Programs and Problem Solving

A program is a list of instructions or program statements composed in such a way as to enable a computer to solve a problem. The problem to be solved is broken down into successively smaller parts. These parts should form a well defined structure, the large complex problem at the top the small easy to handle problems at the bottom. Hence the term top down programming.

To get a programming language to help you solve a problem, follow the steps below.

  1. State the problem in English
  2. Examine the problem and break down into several parts.
  3. Examine the parts and refine into smaller parts.
  4. Sketch a picture/structure plan
  5. Write the main program with references to the subprograms.
  6. Test the program.

It is important to note that the actual writing of the program is almost the last step.

Program Format

The positions within a line are called columns and are numbered 1, 2, 3, . . ., 80. All FORTRAN statements must be positioned in columns 7 through 72; characters that appear in columns 73 and beyond are ignored. If a statement re quires a statement label, this label must appear in columns 1 through 5. Statement labels must be integers in the range 1 through 99999.

Occasionally it may not be possible to write a complete FORTRAN statement using only columns 7 through 72 of a line. In this case, the statement may be continued on another line or lines (up to a maximum of 19), provided that a continuation indicator is placed in column 6 of the line(s) on which the statement is continued. This continuation indicator may be any alphabetic or numeric character other than a zero or a space. A zero or a space in column 6 indicates the first line of a statement.

Lines that contain only blanks or that have the letter C or an asterisk (*) in column 1 represent comment lines. Comments are not executed but, rather, appear only in the listing of the program unit. In standard FORTRAN, comments them selves may not be continued from one line to another by using a continuation indicator in column 6; instead, all comments must begin with a C or * in column 1.

Program Layout

The general form of a program in FORTRAN is

heading This statement marks the beginning of the program and gives it a name.
commented documentation This opening documentation contains info about the program's input, output and purpose.
specification part This includes the names and types of the constants and variables used to store input and output values as well as intermediate results are declared.
execution part This contains the statements that carry out steps of the algorithm.

Here is an example FORTRAN program:

* This program calculates the velocity and height of a projectile      *
* given its initial height, initial velocity, and constant             *
* acceleration.  Variables used are:                                   *
*    HGHT0   :  initial height                                         *
*    HGHT    :  height at any time                                     *
*    VELOC0  :  initial vertical velocity                              *
*    VELOC   :  vertical velocity at any time                          *
*    ACCEL   :  vertical acceleration                                  *
*    TIME    :  time elapsed since projectile was launched             *
*                                                                      *
* Input:   none                                                        *
* Output:  VELOC, HGHT                                                 *

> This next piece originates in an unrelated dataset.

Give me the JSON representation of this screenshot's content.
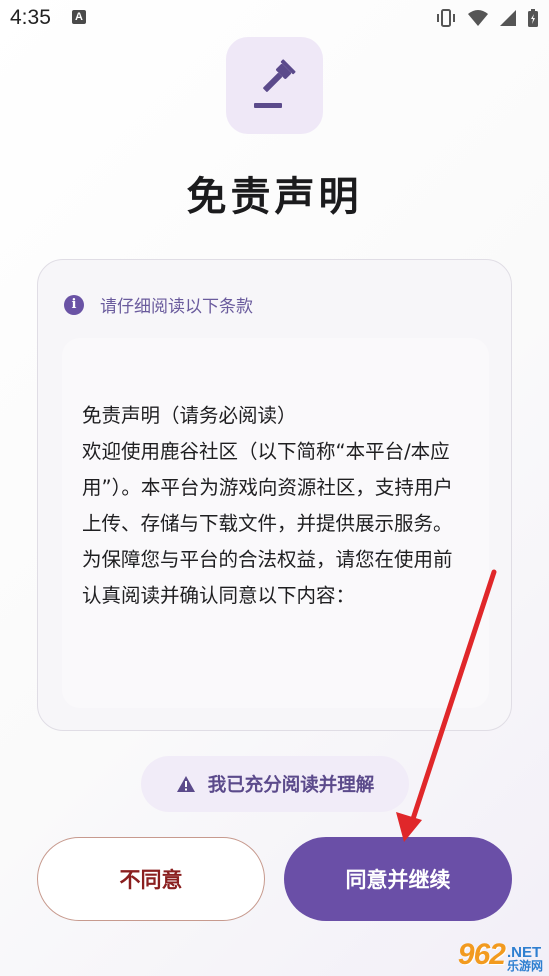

       ACCEL = -9.807
       HGHT0 = 100.0
       VELOC0 = 90.0
       TIME = 4.3
       HGHT = 0.5 * ACCEL * TIME ** 2  +  VELOC0 * TIME  +  HGHT0

Work your way through the following components attempting the exercises as you come across them:

| Programs | Variables | Arithmetic Operations | Input and Output | Looping in Programs | Arrays in Programs | Checking variables | Subprograms and functions |